Consent for publication
The authors declare that they have no competing interests.
Springer Nature remains neutral with regard to jurisdictional claims in published maps and institutional affiliations.
Primers for qRT-PCR experiments. (PDF 52 kb)
Analysis of G. hirsutum PIN genes and their corresponding orthologues in the AA and DD genomes. (PDF 16 kb)
The coding sequences of 17 GhPIN genes identified in G. hirsutum. (PDF 31 kb)
Multiple sequence alignment of the deduced amino acid sequences of predicted PINs from G. hirsutum. (PDF 2431 kb)
The number of PIN genes identified across 7 plant species. (PDF 89 kb)
Measurements of lateral root number of three-week-old G. hirsutum and G. arboreum seedlings. (PDF 100 kb)
About this article
Cite this article
He, P., Zhao, P., Wang, L. et al. The PIN gene family in cotton (Gossypium hirsutum): genome-wide identification and gene expression analyses during root development and abiotic stress responses.

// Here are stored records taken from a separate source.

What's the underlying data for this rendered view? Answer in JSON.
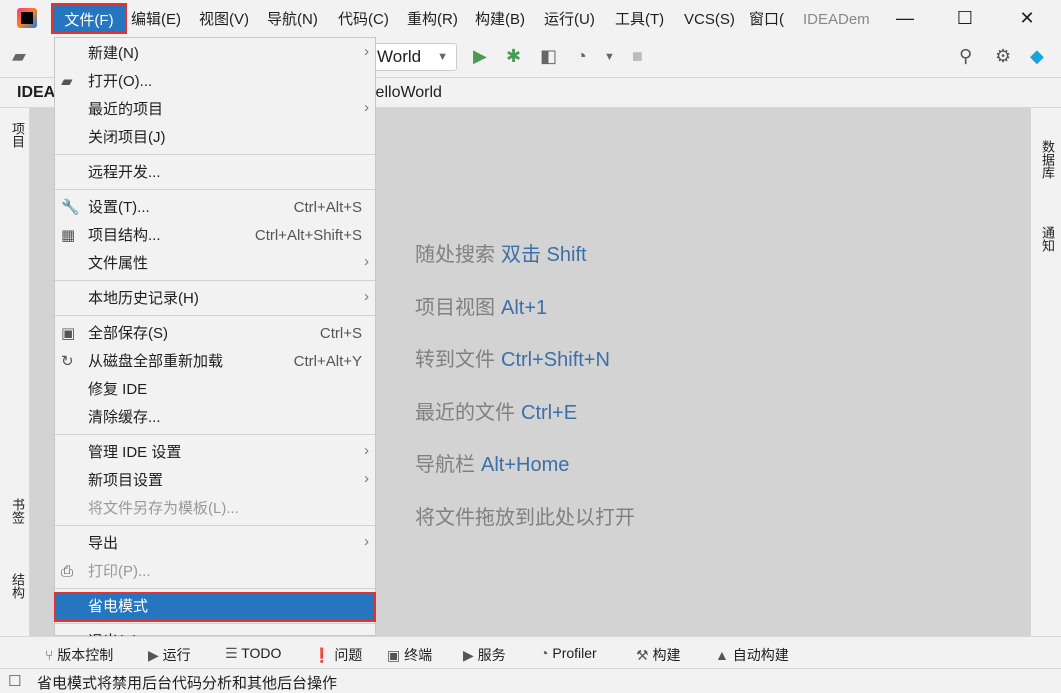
{
  "menubar": {
    "items": [
      "文件(F)",
      "编辑(E)",
      "视图(V)",
      "导航(N)",
      "代码(C)",
      "重构(R)",
      "构建(B)",
      "运行(U)",
      "工具(T)",
      "VCS(S)",
      "窗口(",
      "IDEADem"
    ]
  },
  "window": {
    "minimize": "—",
    "maximize": "☐",
    "close": "✕"
  },
  "toolbar": {
    "run_config": "World"
  },
  "breadcrumb": {
    "project": "IDEA",
    "file": "lelloWorld"
  },
  "left_tools": {
    "project": "项目",
    "bookmarks": "书签",
    "structure": "结构"
  },
  "right_tools": {
    "database": "数据库",
    "notifications": "通知"
  },
  "editor_hints": [
    {
      "text": "随处搜索",
      "key": "双击 Shift"
    },
    {
      "text": "项目视图",
      "key": "Alt+1"
    },
    {
      "text": "转到文件",
      "key": "Ctrl+Shift+N"
    },
    {
      "text": "最近的文件",
      "key": "Ctrl+E"
    },
    {
      "text": "导航栏",
      "key": "Alt+Home"
    },
    {
      "text": "将文件拖放到此处以打开",
      "key": ""
    }
  ],
  "file_menu": [
    {
      "label": "新建(N)",
      "submenu": true
    },
    {
      "label": "打开(O)...",
      "icon": "folder-open-icon"
    },
    {
      "label": "最近的项目",
      "submenu": true
    },
    {
      "label": "关闭项目(J)"
    },
    {
      "sep": true
    },
    {
      "label": "远程开发..."
    },
    {
      "sep": true
    },
    {
      "label": "设置(T)...",
      "shortcut": "Ctrl+Alt+S",
      "icon": "wrench-icon"
    },
    {
      "label": "项目结构...",
      "shortcut": "Ctrl+Alt+Shift+S",
      "icon": "project-structure-icon"
    },
    {
      "label": "文件属性",
      "submenu": true
    },
    {
      "sep": true
    },
    {
      "label": "本地历史记录(H)",
      "submenu": true
    },
    {
      "sep": true
    },
    {
      "label": "全部保存(S)",
      "shortcut": "Ctrl+S",
      "icon": "save-icon"
    },
    {
      "label": "从磁盘全部重新加载",
      "shortcut": "Ctrl+Alt+Y",
      "icon": "reload-icon"
    },
    {
      "label": "修复 IDE"
    },
    {
      "label": "清除缓存..."
    },
    {
      "sep": true
    },
    {
      "label": "管理 IDE 设置",
      "submenu": true
    },
    {
      "label": "新项目设置",
      "submenu": true
    },
    {
      "label": "将文件另存为模板(L)...",
      "disabled": true
    },
    {
      "sep": true
    },
    {
      "label": "导出",
      "submenu": true
    },
    {
      "label": "打印(P)...",
      "disabled": true,
      "icon": "print-icon"
    },
    {
      "sep": true
    },
    {
      "label": "省电模式",
      "selected": true
    },
    {
      "sep": true
    },
    {
      "label": "退出(X)"
    }
  ],
  "tool_windows": [
    "版本控制",
    "运行",
    "TODO",
    "问题",
    "终端",
    "服务",
    "Profiler",
    "构建",
    "自动构建"
  ],
  "status": {
    "message": "省电模式将禁用后台代码分析和其他后台操作"
  },
  "colors": {
    "accent": "#2675bf",
    "highlight_border": "#e8302f",
    "run": "#499c54"
  }
}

BMC Genomics 18, 507 (2017). https://doi.org/10.1186/s12864-017-3901-5
- Root development
- Expression patterns
- Abiotic stress